◆ TRY IT
Track down every line below that holds "demo" and copy it.

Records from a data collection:

- Opening Delimiter -

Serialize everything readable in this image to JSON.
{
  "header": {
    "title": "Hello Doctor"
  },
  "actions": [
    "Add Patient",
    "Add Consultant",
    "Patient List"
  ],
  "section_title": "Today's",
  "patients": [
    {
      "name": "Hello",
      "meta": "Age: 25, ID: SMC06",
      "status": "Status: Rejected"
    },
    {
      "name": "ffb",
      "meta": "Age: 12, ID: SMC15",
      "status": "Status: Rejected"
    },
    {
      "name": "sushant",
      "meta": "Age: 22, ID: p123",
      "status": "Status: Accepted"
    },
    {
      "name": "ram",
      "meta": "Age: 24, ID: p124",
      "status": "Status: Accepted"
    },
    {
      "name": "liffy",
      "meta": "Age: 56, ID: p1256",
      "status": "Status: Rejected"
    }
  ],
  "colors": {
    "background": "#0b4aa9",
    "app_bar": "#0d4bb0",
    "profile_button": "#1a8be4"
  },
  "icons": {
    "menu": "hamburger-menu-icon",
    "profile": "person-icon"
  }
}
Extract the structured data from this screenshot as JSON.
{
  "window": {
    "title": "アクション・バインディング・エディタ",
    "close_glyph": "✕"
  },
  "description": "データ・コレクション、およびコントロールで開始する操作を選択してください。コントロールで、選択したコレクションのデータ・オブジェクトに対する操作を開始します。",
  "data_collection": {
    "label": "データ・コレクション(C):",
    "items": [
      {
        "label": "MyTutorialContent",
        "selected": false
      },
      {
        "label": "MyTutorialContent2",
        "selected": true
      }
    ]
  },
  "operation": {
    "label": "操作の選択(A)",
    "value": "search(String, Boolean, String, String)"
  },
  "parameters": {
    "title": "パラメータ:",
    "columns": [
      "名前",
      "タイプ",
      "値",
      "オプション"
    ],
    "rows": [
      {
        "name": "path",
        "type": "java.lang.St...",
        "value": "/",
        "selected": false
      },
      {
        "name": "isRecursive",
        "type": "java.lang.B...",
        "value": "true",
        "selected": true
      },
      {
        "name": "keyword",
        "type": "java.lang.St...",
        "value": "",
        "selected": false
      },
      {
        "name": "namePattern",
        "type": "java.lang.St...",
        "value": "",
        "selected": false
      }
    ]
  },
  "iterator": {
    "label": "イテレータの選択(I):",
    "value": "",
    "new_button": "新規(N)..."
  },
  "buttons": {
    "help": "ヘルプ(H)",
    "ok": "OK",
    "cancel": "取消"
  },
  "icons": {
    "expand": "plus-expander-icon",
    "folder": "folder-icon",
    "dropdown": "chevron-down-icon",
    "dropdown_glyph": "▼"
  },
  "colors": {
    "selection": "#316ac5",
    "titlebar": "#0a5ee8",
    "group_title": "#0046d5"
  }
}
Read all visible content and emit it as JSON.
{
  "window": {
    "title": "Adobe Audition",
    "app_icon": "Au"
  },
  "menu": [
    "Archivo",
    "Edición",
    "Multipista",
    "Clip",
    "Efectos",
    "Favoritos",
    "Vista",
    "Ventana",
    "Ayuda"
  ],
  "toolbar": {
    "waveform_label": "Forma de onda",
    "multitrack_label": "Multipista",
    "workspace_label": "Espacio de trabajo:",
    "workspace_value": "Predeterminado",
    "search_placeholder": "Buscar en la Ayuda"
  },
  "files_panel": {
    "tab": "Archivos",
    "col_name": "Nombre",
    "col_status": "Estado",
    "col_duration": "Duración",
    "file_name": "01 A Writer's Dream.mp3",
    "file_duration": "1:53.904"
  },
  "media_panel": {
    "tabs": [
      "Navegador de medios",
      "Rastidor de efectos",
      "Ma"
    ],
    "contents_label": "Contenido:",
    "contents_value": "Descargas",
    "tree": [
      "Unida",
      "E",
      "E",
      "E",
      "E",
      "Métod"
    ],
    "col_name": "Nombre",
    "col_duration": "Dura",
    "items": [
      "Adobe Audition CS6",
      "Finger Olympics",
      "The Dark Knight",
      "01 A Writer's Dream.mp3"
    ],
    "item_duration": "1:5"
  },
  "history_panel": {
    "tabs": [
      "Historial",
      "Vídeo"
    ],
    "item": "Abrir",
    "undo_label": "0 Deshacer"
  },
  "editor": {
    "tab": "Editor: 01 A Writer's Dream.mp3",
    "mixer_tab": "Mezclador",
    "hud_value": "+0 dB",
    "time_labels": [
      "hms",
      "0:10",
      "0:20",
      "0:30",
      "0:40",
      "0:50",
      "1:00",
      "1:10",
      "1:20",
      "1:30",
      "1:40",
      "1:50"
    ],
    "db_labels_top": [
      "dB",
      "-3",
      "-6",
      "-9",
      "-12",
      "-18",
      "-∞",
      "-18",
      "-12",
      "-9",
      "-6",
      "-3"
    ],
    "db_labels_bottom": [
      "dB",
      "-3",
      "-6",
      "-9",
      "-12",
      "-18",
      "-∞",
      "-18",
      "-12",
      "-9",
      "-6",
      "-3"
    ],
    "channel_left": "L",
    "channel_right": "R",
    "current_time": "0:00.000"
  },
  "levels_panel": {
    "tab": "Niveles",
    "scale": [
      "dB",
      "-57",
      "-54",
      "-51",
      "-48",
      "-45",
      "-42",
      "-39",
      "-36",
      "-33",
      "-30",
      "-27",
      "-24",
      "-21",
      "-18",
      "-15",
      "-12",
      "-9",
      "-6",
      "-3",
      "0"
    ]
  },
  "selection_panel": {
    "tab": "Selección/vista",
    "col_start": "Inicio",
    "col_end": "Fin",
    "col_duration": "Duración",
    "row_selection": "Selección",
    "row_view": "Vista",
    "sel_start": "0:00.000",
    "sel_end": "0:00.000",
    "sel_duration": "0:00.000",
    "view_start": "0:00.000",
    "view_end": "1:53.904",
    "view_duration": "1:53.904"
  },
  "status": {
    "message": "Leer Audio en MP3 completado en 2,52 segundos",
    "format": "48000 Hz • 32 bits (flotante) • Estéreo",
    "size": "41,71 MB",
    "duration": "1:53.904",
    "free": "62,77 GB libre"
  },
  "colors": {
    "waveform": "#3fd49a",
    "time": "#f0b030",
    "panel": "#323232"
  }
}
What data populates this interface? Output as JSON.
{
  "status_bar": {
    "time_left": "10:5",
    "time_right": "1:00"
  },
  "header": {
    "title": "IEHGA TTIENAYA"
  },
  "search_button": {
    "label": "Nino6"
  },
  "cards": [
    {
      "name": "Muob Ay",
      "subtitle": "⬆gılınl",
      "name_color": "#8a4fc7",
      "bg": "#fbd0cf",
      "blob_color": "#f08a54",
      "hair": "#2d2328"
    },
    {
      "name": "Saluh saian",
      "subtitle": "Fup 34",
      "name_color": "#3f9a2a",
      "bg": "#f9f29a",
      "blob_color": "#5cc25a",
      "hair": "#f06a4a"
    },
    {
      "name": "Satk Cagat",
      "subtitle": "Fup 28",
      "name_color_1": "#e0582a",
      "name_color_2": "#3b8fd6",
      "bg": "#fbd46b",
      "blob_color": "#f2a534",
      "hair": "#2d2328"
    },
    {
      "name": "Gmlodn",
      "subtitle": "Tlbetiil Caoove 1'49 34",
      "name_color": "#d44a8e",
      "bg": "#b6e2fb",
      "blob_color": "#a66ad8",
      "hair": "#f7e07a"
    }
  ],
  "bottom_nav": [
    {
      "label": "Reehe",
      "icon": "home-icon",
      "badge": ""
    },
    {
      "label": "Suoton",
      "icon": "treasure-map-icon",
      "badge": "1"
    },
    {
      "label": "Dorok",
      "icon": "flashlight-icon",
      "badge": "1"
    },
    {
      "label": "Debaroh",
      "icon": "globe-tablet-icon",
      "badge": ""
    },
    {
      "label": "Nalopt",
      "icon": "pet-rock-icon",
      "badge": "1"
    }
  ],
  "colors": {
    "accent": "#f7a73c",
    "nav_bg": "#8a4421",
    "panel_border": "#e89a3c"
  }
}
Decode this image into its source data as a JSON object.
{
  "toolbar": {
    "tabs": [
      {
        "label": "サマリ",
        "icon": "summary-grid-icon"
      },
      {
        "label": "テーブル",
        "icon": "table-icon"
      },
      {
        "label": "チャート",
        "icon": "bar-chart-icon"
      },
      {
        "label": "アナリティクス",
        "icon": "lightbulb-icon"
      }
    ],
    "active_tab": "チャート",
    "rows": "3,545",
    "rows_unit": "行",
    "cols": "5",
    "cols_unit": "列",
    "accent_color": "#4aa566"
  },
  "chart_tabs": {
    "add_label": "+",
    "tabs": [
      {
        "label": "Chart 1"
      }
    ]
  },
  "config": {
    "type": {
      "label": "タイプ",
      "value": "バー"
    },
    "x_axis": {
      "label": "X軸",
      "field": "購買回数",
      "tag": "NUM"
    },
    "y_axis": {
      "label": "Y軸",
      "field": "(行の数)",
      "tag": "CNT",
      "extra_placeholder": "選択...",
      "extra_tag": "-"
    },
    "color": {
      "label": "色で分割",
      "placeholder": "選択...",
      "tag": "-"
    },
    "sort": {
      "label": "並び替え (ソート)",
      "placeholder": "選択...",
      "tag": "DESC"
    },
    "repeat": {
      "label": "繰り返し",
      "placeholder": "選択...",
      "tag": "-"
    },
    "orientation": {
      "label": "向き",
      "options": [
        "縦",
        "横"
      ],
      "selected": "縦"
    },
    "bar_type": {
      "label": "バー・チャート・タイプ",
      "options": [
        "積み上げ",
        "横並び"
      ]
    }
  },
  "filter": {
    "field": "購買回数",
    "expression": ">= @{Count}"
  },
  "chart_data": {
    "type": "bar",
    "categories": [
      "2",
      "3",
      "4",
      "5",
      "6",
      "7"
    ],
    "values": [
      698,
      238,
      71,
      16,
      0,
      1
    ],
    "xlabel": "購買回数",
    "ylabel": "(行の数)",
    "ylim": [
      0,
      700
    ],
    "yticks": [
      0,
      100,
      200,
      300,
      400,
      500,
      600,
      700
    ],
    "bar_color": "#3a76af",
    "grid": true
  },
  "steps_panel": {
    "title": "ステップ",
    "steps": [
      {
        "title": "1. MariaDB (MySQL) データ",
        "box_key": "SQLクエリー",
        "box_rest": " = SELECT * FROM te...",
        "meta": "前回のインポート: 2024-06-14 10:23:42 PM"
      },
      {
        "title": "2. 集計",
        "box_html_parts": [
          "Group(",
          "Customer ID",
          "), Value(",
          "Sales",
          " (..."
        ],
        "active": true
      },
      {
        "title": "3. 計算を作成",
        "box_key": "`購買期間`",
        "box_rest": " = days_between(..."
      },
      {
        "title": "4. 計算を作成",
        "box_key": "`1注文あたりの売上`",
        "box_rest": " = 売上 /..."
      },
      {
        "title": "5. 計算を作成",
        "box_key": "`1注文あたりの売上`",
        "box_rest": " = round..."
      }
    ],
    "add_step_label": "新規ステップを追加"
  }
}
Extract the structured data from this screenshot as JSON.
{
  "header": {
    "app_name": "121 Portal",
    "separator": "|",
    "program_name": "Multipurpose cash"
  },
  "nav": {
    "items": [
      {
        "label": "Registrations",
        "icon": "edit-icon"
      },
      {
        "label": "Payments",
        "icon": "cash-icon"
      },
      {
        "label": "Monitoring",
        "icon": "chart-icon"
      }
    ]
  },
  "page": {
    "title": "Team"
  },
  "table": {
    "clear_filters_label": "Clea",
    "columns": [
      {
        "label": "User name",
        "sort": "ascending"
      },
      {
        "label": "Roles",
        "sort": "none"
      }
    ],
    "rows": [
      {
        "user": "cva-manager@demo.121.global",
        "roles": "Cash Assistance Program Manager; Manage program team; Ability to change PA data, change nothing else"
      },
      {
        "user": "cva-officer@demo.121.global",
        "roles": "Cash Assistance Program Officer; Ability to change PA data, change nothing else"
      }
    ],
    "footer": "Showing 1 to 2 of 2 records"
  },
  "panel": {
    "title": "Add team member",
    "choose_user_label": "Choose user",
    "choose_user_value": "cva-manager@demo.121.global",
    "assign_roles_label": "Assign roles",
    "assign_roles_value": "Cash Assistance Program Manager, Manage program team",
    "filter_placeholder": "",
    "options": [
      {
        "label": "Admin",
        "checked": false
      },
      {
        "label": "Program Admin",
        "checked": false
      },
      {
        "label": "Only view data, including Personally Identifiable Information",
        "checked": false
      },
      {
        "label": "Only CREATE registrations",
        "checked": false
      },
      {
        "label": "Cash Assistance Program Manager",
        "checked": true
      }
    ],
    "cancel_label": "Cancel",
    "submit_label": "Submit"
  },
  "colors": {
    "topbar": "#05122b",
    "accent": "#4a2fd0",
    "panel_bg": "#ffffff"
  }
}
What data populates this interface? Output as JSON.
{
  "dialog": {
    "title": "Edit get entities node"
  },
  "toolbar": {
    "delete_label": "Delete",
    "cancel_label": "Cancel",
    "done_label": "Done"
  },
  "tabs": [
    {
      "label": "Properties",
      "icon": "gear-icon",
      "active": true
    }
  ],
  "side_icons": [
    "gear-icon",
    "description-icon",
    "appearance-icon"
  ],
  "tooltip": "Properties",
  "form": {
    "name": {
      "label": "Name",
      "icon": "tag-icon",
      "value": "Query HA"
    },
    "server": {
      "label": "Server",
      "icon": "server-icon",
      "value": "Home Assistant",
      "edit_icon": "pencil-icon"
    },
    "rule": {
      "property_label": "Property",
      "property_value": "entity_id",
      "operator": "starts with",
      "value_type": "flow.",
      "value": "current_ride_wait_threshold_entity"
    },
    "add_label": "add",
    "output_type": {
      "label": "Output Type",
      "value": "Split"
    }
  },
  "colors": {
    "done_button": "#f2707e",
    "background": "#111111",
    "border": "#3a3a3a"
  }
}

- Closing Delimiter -

◆ ANSWER AREA
        "user": "cva-manager@demo.121.global",
        "user": "cva-officer@demo.121.global",
    "choose_user_value": "cva-manager@demo.121.global",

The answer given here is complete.